Sprouts are a way to eat organically grown, fresh vegetables in any season. They don't need soil, or fertilizer, or even sunlight. A garden of sprouts is miniature, but there's nothing small about their nutrients.

Seeds are packed with vitamins and minerals, and increase their nutritional values, as if by magic, when they make the transition from life in a dormant stage to plant.

In sprouting, seeds often double their vitamin C content within 24 hours and triple it within 48. Some seeds, like green peas, make astronomical increases in vitamin C.
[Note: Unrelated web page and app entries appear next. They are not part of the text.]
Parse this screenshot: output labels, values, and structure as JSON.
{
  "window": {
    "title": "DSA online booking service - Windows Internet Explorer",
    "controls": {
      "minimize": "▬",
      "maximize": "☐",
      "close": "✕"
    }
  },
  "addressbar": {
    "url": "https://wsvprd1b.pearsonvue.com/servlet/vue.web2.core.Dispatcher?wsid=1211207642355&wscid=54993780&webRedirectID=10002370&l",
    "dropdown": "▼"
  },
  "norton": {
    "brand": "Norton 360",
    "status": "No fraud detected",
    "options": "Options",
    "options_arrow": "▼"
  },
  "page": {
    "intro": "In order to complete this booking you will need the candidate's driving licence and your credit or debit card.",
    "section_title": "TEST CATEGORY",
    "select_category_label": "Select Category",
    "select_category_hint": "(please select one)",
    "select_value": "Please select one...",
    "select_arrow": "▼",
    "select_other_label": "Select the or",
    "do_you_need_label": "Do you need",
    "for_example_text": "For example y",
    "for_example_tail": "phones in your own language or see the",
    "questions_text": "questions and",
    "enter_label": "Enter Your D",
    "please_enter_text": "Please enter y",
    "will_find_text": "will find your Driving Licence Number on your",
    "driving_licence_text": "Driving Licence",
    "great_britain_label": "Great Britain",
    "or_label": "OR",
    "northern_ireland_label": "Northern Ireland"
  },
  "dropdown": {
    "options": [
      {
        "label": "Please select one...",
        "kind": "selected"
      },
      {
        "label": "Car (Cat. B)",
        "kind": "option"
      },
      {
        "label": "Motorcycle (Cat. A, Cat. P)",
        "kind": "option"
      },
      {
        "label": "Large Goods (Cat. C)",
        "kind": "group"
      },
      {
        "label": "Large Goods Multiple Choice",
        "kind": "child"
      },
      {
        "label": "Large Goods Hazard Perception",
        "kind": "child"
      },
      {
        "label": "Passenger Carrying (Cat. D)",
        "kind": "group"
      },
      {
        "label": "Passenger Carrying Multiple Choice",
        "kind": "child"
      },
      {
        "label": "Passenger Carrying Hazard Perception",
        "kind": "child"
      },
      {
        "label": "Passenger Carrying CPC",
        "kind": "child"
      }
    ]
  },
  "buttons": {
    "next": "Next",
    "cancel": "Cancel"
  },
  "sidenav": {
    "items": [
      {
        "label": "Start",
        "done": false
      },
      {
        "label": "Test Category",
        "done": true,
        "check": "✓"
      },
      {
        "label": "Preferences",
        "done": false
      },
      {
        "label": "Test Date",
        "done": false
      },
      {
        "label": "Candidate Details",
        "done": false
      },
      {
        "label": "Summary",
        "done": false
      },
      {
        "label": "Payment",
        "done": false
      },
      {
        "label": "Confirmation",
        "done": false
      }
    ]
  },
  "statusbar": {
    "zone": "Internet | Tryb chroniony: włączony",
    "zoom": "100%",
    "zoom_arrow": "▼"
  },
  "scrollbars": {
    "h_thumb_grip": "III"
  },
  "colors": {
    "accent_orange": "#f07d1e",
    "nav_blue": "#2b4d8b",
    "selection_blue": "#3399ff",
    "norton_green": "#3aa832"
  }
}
Similar increases occur in most of the B vitamins as seeds sprout, and some sources report that sprouted chick peas also contain vitamin B-12, rare in the vegetable kingdom.

The Chinese have long been familiar with the benefits of sprouts. We in the West have finally reached the point where sprouts are familiar. Supermarkets are even stocking small plastic boxes of alfalfa sprouts.

But it hardly makes sense to buy them when they're so cheap and easy to produce at home: a small amount of seeds produces a large amount of sprouts. Three tablespoons of alfalfa seeds, for instance, will fill a quart jar with sprouts. Larger seeds, like sunflowers, soy beans and chick peas, increase almost fourfold. A cup of seeds will grow into a quart of sprouts.

There are many systems for producing sprouts at home, ranging from simple quart jars to sophisticated, mulit-tiered sprout fams, but the basic procedure remains pretty much the same.

Start with good seeds -- seeds meant for food purposes, untreated by either heat or chemicals. Broken seeds won't sprout, and hulled seeds are often damaged.

This is how to grow sprouts in the simplest manner -- in quart Mason jars. (If you buy a sprouter, it will come with specific directions for use, but the basic idea is the same.)

Rinse the seeds. Put three tablespoonsful of small seeds or one cup of large seeds into each quart jar. Fill the jars with water, and cover the tops with wire screen, cheescloth, or even clean pieces of nylon stockings, held by wire canning rings.

Soak the seeds from four hours to overnight, and then pour off the water. Rinse the seeds well -- right through the homemade lid -- turn the jar upside down and put it someplace warm and dark.

Rinse the seeds twice or three times daily, and shake the jar to loosen up the sprouts. Then return the jars, inverted, to their warm place. Most sprouts are ready to eat when they're 1/4" to 1/2" long, but alfafa sprouts are usually grown to about 2" and then put in the sun for a day to form chlorophyll.

Most sprouts are best eaten raw in soups, salads or sandwhiches, but those of large beans, like soy or fava beans, should be steamed until tender. Sprouted seeds and grains can be added to bread and cookie dough for added nutrition.

Try a variety of them, from the mung beans that are standard in Chinese food, to wheat and rye, chick peas, lentils, radish seeds, sunflower seeds and alfalfa seeds.

Most sprouts are ready in three to five days, so if you start a new batch every few days, you'll be well stocked.